[PROBLEM DETAILS]
All of the data should be given again word for word, though the images are to be left out.

[RECORDS TO USE]
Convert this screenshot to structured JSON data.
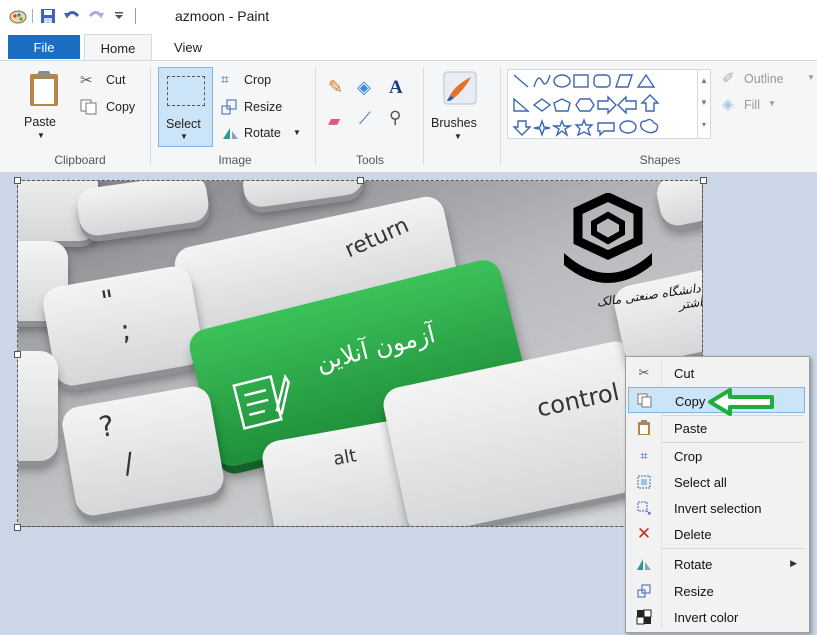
{
  "window": {
    "title": "azmoon - Paint"
  },
  "quick_access": [
    "paint-app-icon",
    "save-icon",
    "undo-icon",
    "redo-icon",
    "customize-dropdown-icon"
  ],
  "tabs": {
    "file": "File",
    "home": "Home",
    "view": "View"
  },
  "ribbon": {
    "clipboard": {
      "paste": "Paste",
      "cut": "Cut",
      "copy": "Copy",
      "label": "Clipboard"
    },
    "image": {
      "select": "Select",
      "crop": "Crop",
      "resize": "Resize",
      "rotate": "Rotate",
      "label": "Image"
    },
    "tools": {
      "label": "Tools",
      "text_tool": "A"
    },
    "brushes": {
      "label": "Brushes"
    },
    "shapes": {
      "label": "Shapes",
      "outline": "Outline",
      "fill": "Fill"
    }
  },
  "canvas_image": {
    "keys": {
      "return": "return",
      "control": "control",
      "alt": "alt",
      "question": "?",
      "slash": "/",
      "quote": "\"",
      "semicolon": ";"
    },
    "green_key_text": "آزمون آنلاین",
    "logo_text": "دانشگاه صنعتی مالک اشتر"
  },
  "context_menu": [
    {
      "key": "cut",
      "label": "Cut",
      "icon": "scissors-icon"
    },
    {
      "key": "copy",
      "label": "Copy",
      "icon": "copy-icon",
      "highlighted": true
    },
    {
      "key": "paste",
      "label": "Paste",
      "icon": "clipboard-icon"
    },
    {
      "key": "crop",
      "label": "Crop",
      "icon": "crop-icon"
    },
    {
      "key": "select_all",
      "label": "Select all",
      "icon": "select-all-icon"
    },
    {
      "key": "invert_selection",
      "label": "Invert selection",
      "icon": "invert-selection-icon"
    },
    {
      "key": "delete",
      "label": "Delete",
      "icon": "delete-x-icon"
    },
    {
      "key": "rotate",
      "label": "Rotate",
      "icon": "rotate-icon",
      "submenu": true
    },
    {
      "key": "resize",
      "label": "Resize",
      "icon": "resize-icon"
    },
    {
      "key": "invert_color",
      "label": "Invert color",
      "icon": "invert-color-icon"
    }
  ],
  "colors": {
    "file_tab": "#1b6ec2",
    "workspace": "#cbd7e6",
    "green_key": "#2eaa4a",
    "arrow": "#1fae3d",
    "menu_highlight": "#cce4f7"
  }
}
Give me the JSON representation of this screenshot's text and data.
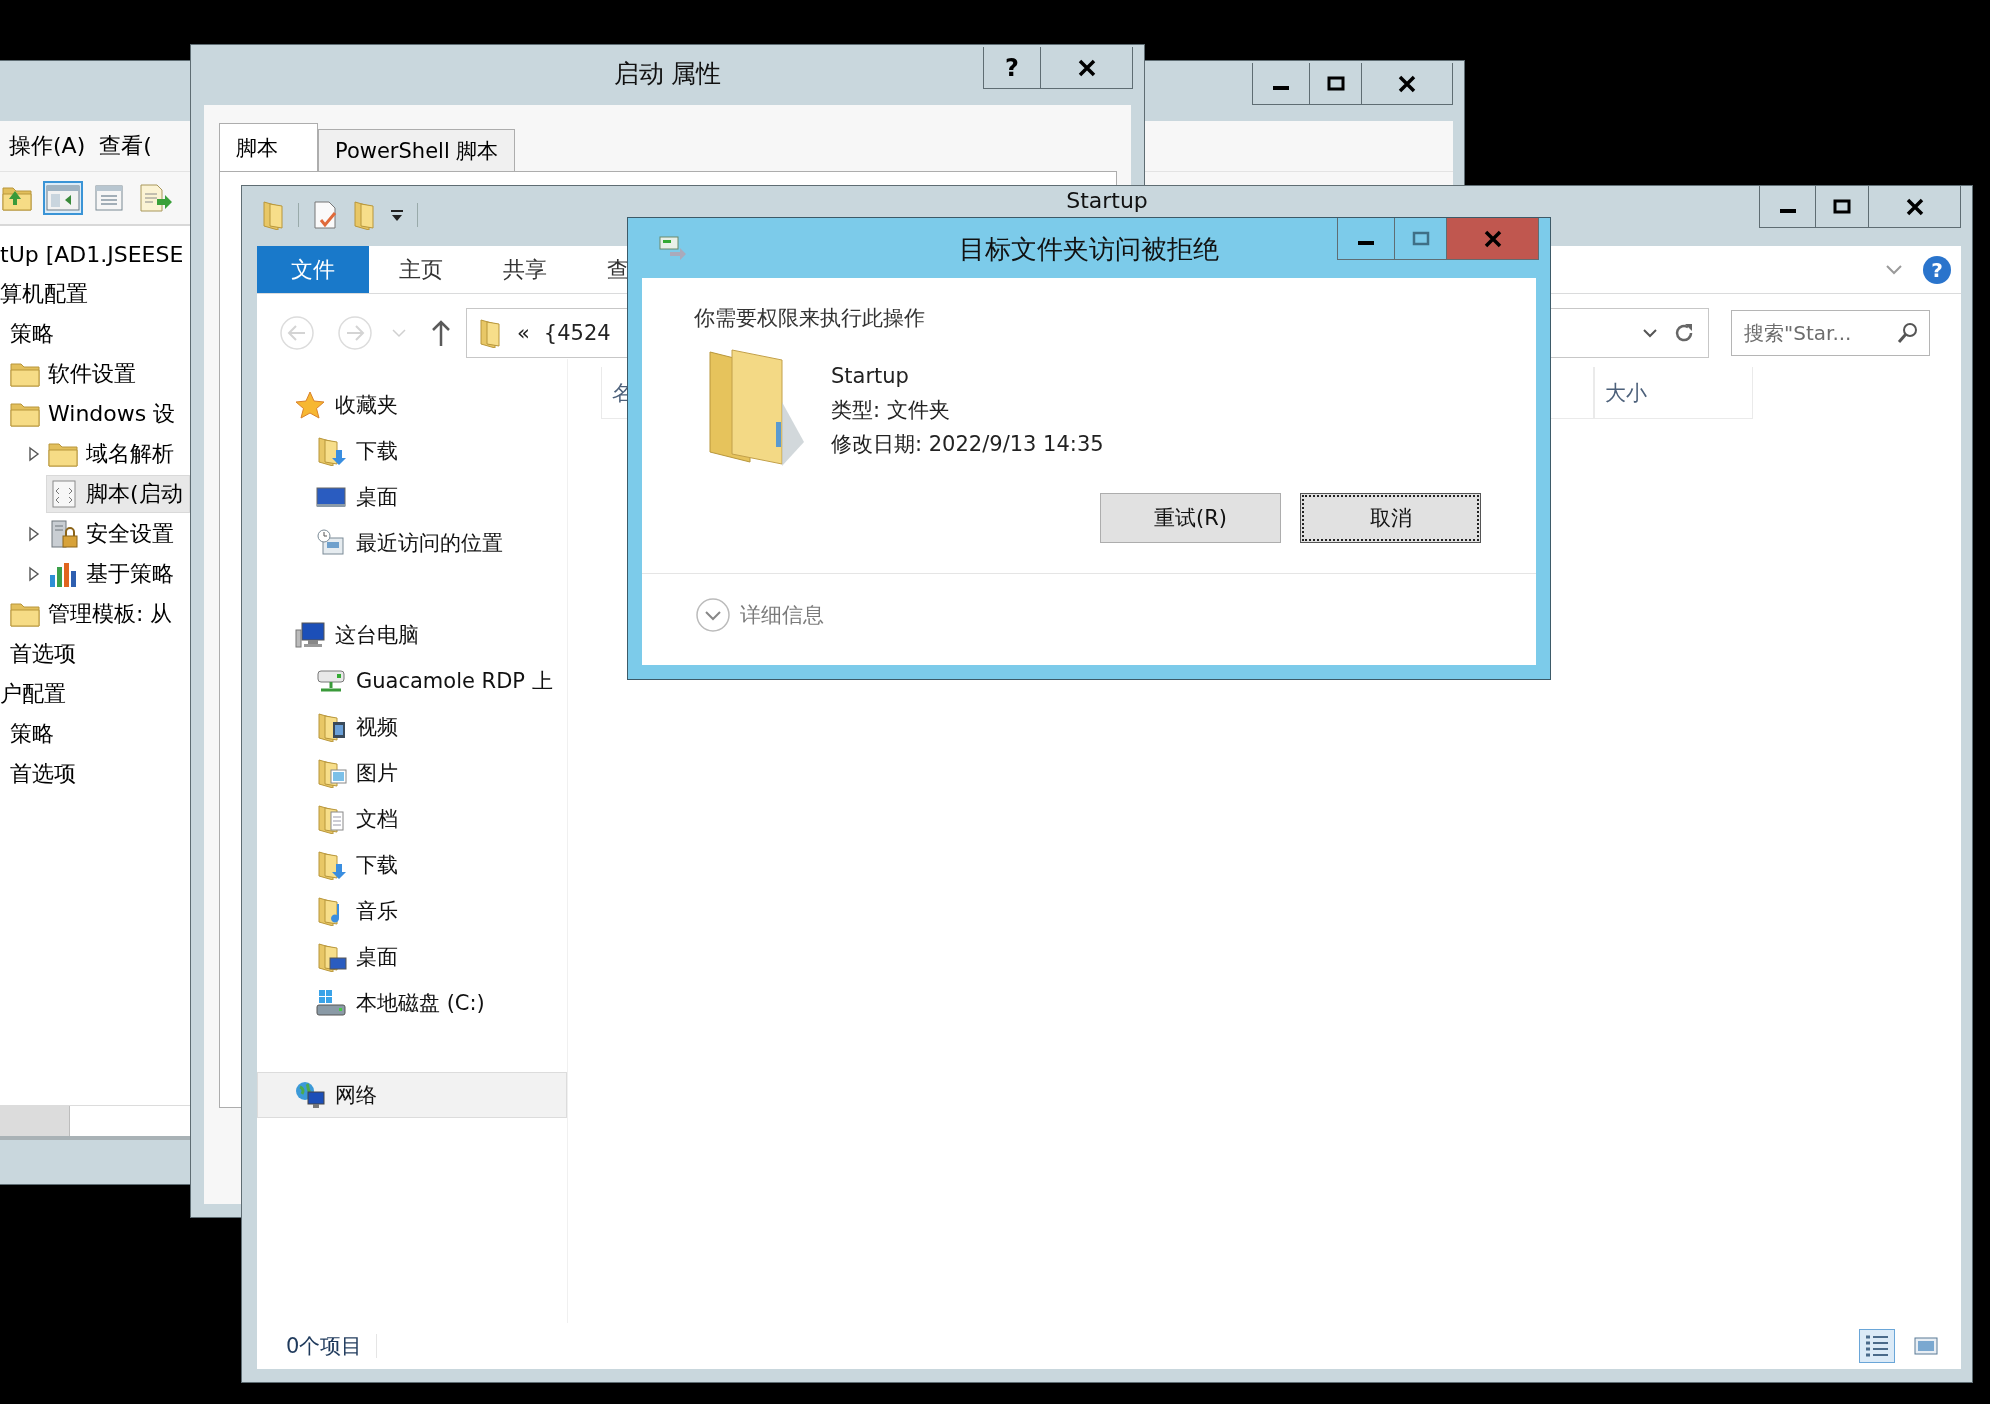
{
  "policy_window": {
    "menu": [
      "操作(A)",
      "查看("
    ],
    "toolbar": [
      {
        "kind": "folder-up",
        "selected": false
      },
      {
        "kind": "pane",
        "selected": true
      },
      {
        "kind": "sheet",
        "selected": false
      },
      {
        "kind": "export",
        "selected": false
      }
    ],
    "tree": [
      {
        "label": "tUp [AD1.JSEESE",
        "kind": "text",
        "selected": false,
        "collapsed": false,
        "children": [
          {
            "label": "算机配置",
            "kind": "text",
            "selected": false,
            "collapsed": false,
            "children": [
              {
                "label": "策略",
                "kind": "text",
                "selected": false,
                "collapsed": false,
                "children": [
                  {
                    "label": "软件设置",
                    "kind": "folder",
                    "selected": false,
                    "collapsed": false
                  },
                  {
                    "label": "Windows 设",
                    "kind": "folder",
                    "selected": false,
                    "collapsed": false,
                    "children": [
                      {
                        "label": "域名解析",
                        "kind": "folder",
                        "selected": false,
                        "collapsed": true
                      },
                      {
                        "label": "脚本(启动",
                        "kind": "script",
                        "selected": true,
                        "collapsed": false
                      },
                      {
                        "label": "安全设置",
                        "kind": "lock",
                        "selected": false,
                        "collapsed": true
                      },
                      {
                        "label": "基于策略",
                        "kind": "chart",
                        "selected": false,
                        "collapsed": true
                      }
                    ]
                  },
                  {
                    "label": "管理模板: 从",
                    "kind": "folder",
                    "selected": false,
                    "collapsed": false
                  }
                ]
              },
              {
                "label": "首选项",
                "kind": "text",
                "selected": false,
                "collapsed": false
              }
            ]
          },
          {
            "label": "户配置",
            "kind": "text",
            "selected": false,
            "collapsed": false,
            "children": [
              {
                "label": "策略",
                "kind": "text",
                "selected": false,
                "collapsed": false
              },
              {
                "label": "首选项",
                "kind": "text",
                "selected": false,
                "collapsed": false
              }
            ]
          }
        ]
      }
    ]
  },
  "properties_window": {
    "title": "启动 属性",
    "help": "?",
    "tabs": [
      {
        "label": "脚本",
        "selected": true
      },
      {
        "label": "PowerShell 脚本",
        "selected": false
      }
    ]
  },
  "explorer": {
    "title": "Startup",
    "ribbon_tabs": [
      {
        "label": "文件",
        "selected": true
      },
      {
        "label": "主页",
        "selected": false
      },
      {
        "label": "共享",
        "selected": false
      },
      {
        "label": "查",
        "selected": false
      }
    ],
    "help": "?",
    "address": {
      "prefix": "«",
      "path": "{4524"
    },
    "search": {
      "placeholder": "搜索\"Star..."
    },
    "navigation": [
      {
        "label": "收藏夹",
        "kind": "star",
        "selected": false,
        "children": [
          {
            "label": "下载",
            "kind": "downloads",
            "selected": false
          },
          {
            "label": "桌面",
            "kind": "desktop",
            "selected": false
          },
          {
            "label": "最近访问的位置",
            "kind": "recent",
            "selected": false
          }
        ]
      },
      {
        "label": "这台电脑",
        "kind": "computer",
        "selected": false,
        "children": [
          {
            "label": "Guacamole RDP 上",
            "kind": "network-drive",
            "selected": false
          },
          {
            "label": "视频",
            "kind": "video",
            "selected": false
          },
          {
            "label": "图片",
            "kind": "pictures",
            "selected": false
          },
          {
            "label": "文档",
            "kind": "documents",
            "selected": false
          },
          {
            "label": "下载",
            "kind": "downloads",
            "selected": false
          },
          {
            "label": "音乐",
            "kind": "music",
            "selected": false
          },
          {
            "label": "桌面",
            "kind": "desktop-folder",
            "selected": false
          },
          {
            "label": "本地磁盘 (C:)",
            "kind": "disk",
            "selected": false
          }
        ]
      },
      {
        "label": "网络",
        "kind": "network",
        "selected": true
      }
    ],
    "columns": [
      "名",
      "大小"
    ],
    "status": "0个项目",
    "views": [
      {
        "kind": "details",
        "selected": true
      },
      {
        "kind": "tiles",
        "selected": false
      }
    ]
  },
  "dialog": {
    "title": "目标文件夹访问被拒绝",
    "message": "你需要权限来执行此操作",
    "item": {
      "name": "Startup",
      "type": "类型: 文件夹",
      "modified": "修改日期: 2022/9/13 14:35"
    },
    "buttons": [
      {
        "label": "重试(R)",
        "focused": false
      },
      {
        "label": "取消",
        "focused": true
      }
    ],
    "details": "详细信息"
  }
}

[WORKED SOLUTION]
Convert this screenshot to structured JSON data.
{
  "window": {
    "title": "azmoon - Paint"
  },
  "quick_access": [
    "paint-app-icon",
    "save-icon",
    "undo-icon",
    "redo-icon",
    "customize-dropdown-icon"
  ],
  "tabs": {
    "file": "File",
    "home": "Home",
    "view": "View"
  },
  "ribbon": {
    "clipboard": {
      "paste": "Paste",
      "cut": "Cut",
      "copy": "Copy",
      "label": "Clipboard"
    },
    "image": {
      "select": "Select",
      "crop": "Crop",
      "resize": "Resize",
      "rotate": "Rotate",
      "label": "Image"
    },
    "tools": {
      "label": "Tools",
      "text_tool": "A"
    },
    "brushes": {
      "label": "Brushes"
    },
    "shapes": {
      "label": "Shapes",
      "outline": "Outline",
      "fill": "Fill"
    }
  },
  "canvas_image": {
    "keys": {
      "return": "return",
      "control": "control",
      "alt": "alt",
      "question": "?",
      "slash": "/",
      "quote": "\"",
      "semicolon": ";"
    },
    "green_key_text": "آزمون آنلاین",
    "logo_text": "دانشگاه صنعتی مالک اشتر"
  },
  "context_menu": [
    {
      "key": "cut",
      "label": "Cut",
      "icon": "scissors-icon"
    },
    {
      "key": "copy",
      "label": "Copy",
      "icon": "copy-icon",
      "highlighted": true
    },
    {
      "key": "paste",
      "label": "Paste",
      "icon": "clipboard-icon"
    },
    {
      "key": "crop",
      "label": "Crop",
      "icon": "crop-icon"
    },
    {
      "key": "select_all",
      "label": "Select all",
      "icon": "select-all-icon"
    },
    {
      "key": "invert_selection",
      "label": "Invert selection",
      "icon": "invert-selection-icon"
    },
    {
      "key": "delete",
      "label": "Delete",
      "icon": "delete-x-icon"
    },
    {
      "key": "rotate",
      "label": "Rotate",
      "icon": "rotate-icon",
      "submenu": true
    },
    {
      "key": "resize",
      "label": "Resize",
      "icon": "resize-icon"
    },
    {
      "key": "invert_color",
      "label": "Invert color",
      "icon": "invert-color-icon"
    }
  ],
  "colors": {
    "file_tab": "#1b6ec2",
    "workspace": "#cbd7e6",
    "green_key": "#2eaa4a",
    "arrow": "#1fae3d",
    "menu_highlight": "#cce4f7"
  }
}
Give me the JSON representation of this screenshot's text and data.
{
  "policy_window": {
    "menu": [
      "操作(A)",
      "查看("
    ],
    "toolbar": [
      {
        "kind": "folder-up",
        "selected": false
      },
      {
        "kind": "pane",
        "selected": true
      },
      {
        "kind": "sheet",
        "selected": false
      },
      {
        "kind": "export",
        "selected": false
      }
    ],
    "tree": [
      {
        "label": "tUp [AD1.JSEESE",
        "kind": "text",
        "selected": false,
        "collapsed": false,
        "children": [
          {
            "label": "算机配置",
            "kind": "text",
            "selected": false,
            "collapsed": false,
            "children": [
              {
                "label": "策略",
                "kind": "text",
                "selected": false,
                "collapsed": false,
                "children": [
                  {
                    "label": "软件设置",
                    "kind": "folder",
                    "selected": false,
                    "collapsed": false
                  },
                  {
                    "label": "Windows 设",
                    "kind": "folder",
                    "selected": false,
                    "collapsed": false,
                    "children": [
                      {
                        "label": "域名解析",
                        "kind": "folder",
                        "selected": false,
                        "collapsed": true
                      },
                      {
                        "label": "脚本(启动",
                        "kind": "script",
                        "selected": true,
                        "collapsed": false
                      },
                      {
                        "label": "安全设置",
                        "kind": "lock",
                        "selected": false,
                        "collapsed": true
                      },
                      {
                        "label": "基于策略",
                        "kind": "chart",
                        "selected": false,
                        "collapsed": true
                      }
                    ]
                  },
                  {
                    "label": "管理模板: 从",
                    "kind": "folder",
                    "selected": false,
                    "collapsed": false
                  }
                ]
              },
              {
                "label": "首选项",
                "kind": "text",
                "selected": false,
                "collapsed": false
              }
            ]
          },
          {
            "label": "户配置",
            "kind": "text",
            "selected": false,
            "collapsed": false,
            "children": [
              {
                "label": "策略",
                "kind": "text",
                "selected": false,
                "collapsed": false
              },
              {
                "label": "首选项",
                "kind": "text",
                "selected": false,
                "collapsed": false
              }
            ]
          }
        ]
      }
    ]
  },
  "properties_window": {
    "title": "启动 属性",
    "help": "?",
    "tabs": [
      {
        "label": "脚本",
        "selected": true
      },
      {
        "label": "PowerShell 脚本",
        "selected": false
      }
    ]
  },
  "explorer": {
    "title": "Startup",
    "ribbon_tabs": [
      {
        "label": "文件",
        "selected": true
      },
      {
        "label": "主页",
        "selected": false
      },
      {
        "label": "共享",
        "selected": false
      },
      {
        "label": "查",
        "selected": false
      }
    ],
    "help": "?",
    "address": {
      "prefix": "«",
      "path": "{4524"
    },
    "search": {
      "placeholder": "搜索\"Star..."
    },
    "navigation": [
      {
        "label": "收藏夹",
        "kind": "star",
        "selected": false,
        "children": [
          {
            "label": "下载",
            "kind": "downloads",
            "selected": false
          },
          {
            "label": "桌面",
            "kind": "desktop",
            "selected": false
          },
          {
            "label": "最近访问的位置",
            "kind": "recent",
            "selected": false
          }
        ]
      },
      {
        "label": "这台电脑",
        "kind": "computer",
        "selected": false,
        "children": [
          {
            "label": "Guacamole RDP 上",
            "kind": "network-drive",
            "selected": false
          },
          {
            "label": "视频",
            "kind": "video",
            "selected": false
          },
          {
            "label": "图片",
            "kind": "pictures",
            "selected": false
          },
          {
            "label": "文档",
            "kind": "documents",
            "selected": false
          },
          {
            "label": "下载",
            "kind": "downloads",
            "selected": false
          },
          {
            "label": "音乐",
            "kind": "music",
            "selected": false
          },
          {
            "label": "桌面",
            "kind": "desktop-folder",
            "selected": false
          },
          {
            "label": "本地磁盘 (C:)",
            "kind": "disk",
            "selected": false
          }
        ]
      },
      {
        "label": "网络",
        "kind": "network",
        "selected": true
      }
    ],
    "columns": [
      "名",
      "大小"
    ],
    "status": "0个项目",
    "views": [
      {
        "kind": "details",
        "selected": true
      },
      {
        "kind": "tiles",
        "selected": false
      }
    ]
  },
  "dialog": {
    "title": "目标文件夹访问被拒绝",
    "message": "你需要权限来执行此操作",
    "item": {
      "name": "Startup",
      "type": "类型: 文件夹",
      "modified": "修改日期: 2022/9/13 14:35"
    },
    "buttons": [
      {
        "label": "重试(R)",
        "focused": false
      },
      {
        "label": "取消",
        "focused": true
      }
    ],
    "details": "详细信息"
  }
}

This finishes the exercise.